daily chat about the girls, which was in no sense gossip, but the result of a large human interest. Miss Pike tells us of the beautiful smile with which she was always greeted, Mrs. Wheaton often coming to the door to meet her. ‘How do you do, and how are they all at the Seminary?’ she always asked, with that characteristically sincere manner that showed the questions were not merely perfunctory. Then she would ask about the classes. ‘I saw the girls going to the Observatory last evening. What did you see through the telescope?’ ‘I saw you walking with the natural history class this morning before breakfast. What birds did you hear’?”

Paine, p. 250

After retiring from Wheaton, Miss Pike moved to Hampton, New Hampshire. She was one of two alumnae who arranged for the portrait of Mrs. Wheaton by John Alexander, which hangs in the lobby of the Wallace Library. In fact, Mrs. Wheaton spoke her last words, on 21 May 1905, to Clara Pike.

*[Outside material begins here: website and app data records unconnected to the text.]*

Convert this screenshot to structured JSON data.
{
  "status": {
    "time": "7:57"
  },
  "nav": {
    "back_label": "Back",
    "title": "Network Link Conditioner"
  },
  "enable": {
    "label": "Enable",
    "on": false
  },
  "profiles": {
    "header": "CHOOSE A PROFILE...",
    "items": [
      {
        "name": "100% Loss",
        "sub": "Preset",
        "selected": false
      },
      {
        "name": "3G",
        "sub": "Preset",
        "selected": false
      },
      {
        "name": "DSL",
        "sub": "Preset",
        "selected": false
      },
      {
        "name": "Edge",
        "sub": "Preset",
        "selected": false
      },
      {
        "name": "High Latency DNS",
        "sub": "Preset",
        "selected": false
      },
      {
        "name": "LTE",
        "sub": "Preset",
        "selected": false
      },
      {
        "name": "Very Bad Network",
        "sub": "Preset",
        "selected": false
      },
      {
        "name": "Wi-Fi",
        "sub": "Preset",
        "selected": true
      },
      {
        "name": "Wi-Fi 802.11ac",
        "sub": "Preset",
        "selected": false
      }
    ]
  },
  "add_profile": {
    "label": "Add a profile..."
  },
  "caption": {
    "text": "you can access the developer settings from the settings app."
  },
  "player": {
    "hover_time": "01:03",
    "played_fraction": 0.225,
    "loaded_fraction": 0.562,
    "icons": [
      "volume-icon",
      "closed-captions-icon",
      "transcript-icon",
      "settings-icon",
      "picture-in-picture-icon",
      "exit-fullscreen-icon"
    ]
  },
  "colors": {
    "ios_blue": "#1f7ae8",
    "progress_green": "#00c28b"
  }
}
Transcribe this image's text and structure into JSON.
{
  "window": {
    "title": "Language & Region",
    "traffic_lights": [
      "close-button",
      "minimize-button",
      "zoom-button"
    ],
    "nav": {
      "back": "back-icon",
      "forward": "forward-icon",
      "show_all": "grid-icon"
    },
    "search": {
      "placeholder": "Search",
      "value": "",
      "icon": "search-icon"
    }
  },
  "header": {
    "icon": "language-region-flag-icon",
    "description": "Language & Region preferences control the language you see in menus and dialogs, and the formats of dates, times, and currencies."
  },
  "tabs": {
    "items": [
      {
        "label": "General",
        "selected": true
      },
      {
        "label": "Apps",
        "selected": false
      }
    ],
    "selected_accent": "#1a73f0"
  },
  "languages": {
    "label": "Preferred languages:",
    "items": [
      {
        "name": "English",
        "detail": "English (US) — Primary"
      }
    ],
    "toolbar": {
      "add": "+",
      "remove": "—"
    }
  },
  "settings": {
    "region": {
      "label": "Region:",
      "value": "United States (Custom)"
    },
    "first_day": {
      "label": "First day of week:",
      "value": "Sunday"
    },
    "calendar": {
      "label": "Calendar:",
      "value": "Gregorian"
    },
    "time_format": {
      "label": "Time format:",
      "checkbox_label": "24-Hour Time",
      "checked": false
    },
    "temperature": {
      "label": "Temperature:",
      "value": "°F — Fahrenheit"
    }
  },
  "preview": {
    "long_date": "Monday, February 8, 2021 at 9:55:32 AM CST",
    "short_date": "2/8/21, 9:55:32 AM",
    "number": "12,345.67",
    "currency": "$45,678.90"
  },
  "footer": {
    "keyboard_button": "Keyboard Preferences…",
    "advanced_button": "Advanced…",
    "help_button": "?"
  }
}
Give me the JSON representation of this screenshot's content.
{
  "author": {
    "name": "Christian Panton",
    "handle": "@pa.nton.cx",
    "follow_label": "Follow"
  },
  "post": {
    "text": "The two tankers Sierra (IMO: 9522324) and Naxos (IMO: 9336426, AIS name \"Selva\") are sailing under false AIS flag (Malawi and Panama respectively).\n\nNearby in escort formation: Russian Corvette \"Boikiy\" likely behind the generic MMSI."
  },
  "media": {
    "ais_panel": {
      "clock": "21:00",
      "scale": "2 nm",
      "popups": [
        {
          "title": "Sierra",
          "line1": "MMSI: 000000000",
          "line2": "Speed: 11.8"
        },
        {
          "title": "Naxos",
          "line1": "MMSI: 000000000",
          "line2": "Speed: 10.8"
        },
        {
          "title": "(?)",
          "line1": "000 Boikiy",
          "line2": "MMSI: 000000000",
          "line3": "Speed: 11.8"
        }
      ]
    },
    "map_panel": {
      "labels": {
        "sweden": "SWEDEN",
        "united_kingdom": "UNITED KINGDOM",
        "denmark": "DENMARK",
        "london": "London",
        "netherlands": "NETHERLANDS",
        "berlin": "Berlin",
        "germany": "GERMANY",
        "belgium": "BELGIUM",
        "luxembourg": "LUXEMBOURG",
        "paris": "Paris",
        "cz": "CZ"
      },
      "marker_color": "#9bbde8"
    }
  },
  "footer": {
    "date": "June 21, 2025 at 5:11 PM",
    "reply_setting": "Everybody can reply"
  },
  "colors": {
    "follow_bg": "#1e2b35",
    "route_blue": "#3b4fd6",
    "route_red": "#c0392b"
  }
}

A woman of “enthusiasm and magnetism” who was considered to be “one of the most important ‘Wheaton influences’ of her time”, Miss Pike was greatly loved by her students. A bird feeder and bench were designed in her memory by Ralph Adams Cram, and placed near the library. Her obituary in the Alumnae Quarterly noted that it was impossible to estimate the value of Miss Pike’s “unflagging enthusiasm, excellent instruction, and sympathetic understanding…”. The many Wheaton alumnae she taught agreed that this unusually gifted woman had made their lives richer and finer. “Miss Pike’s sensitive appreciation of Nature has left a deep impression on all her students and her eagerness to show her pupils the poetry which lies in the ‘meanest flower that blows’ inspired in them her own great love for the out-of-doors.” Mary E. Woolley, Class of 1884 and president of Mount Holyoke College, wrote that, “all of Miss Pike’s students will bear witness to her unfailing sympathy, tact and personal interest in them, as well as to her unbounded enthusiasm for her work, which was contagious, and made would-be scientists out of us all!”

Julia Osgood, a student in the 1860s, wrote in 1907 that Pike was

thoroughly equipped as a teacher of the Natural Sciences, she constantly raised the standard in her department. She had the love and confidence of all the girls, and watched over the details of their health and happiness with a wisdom and patience having its root in the most beautiful spirit of motherhood. For more than thirty years she poured out in the service of Wheaton all the riches of her heart and brain and enthusiasm.”

Paine, p. 164-5

Miss Pike continues to be honored at Wheaton. In September 2001 and 2002, the College’s chapter of the American Chemical Society sponsored the Clara M. Pike Undergraduate Research Symposium, attracting students from many colleges.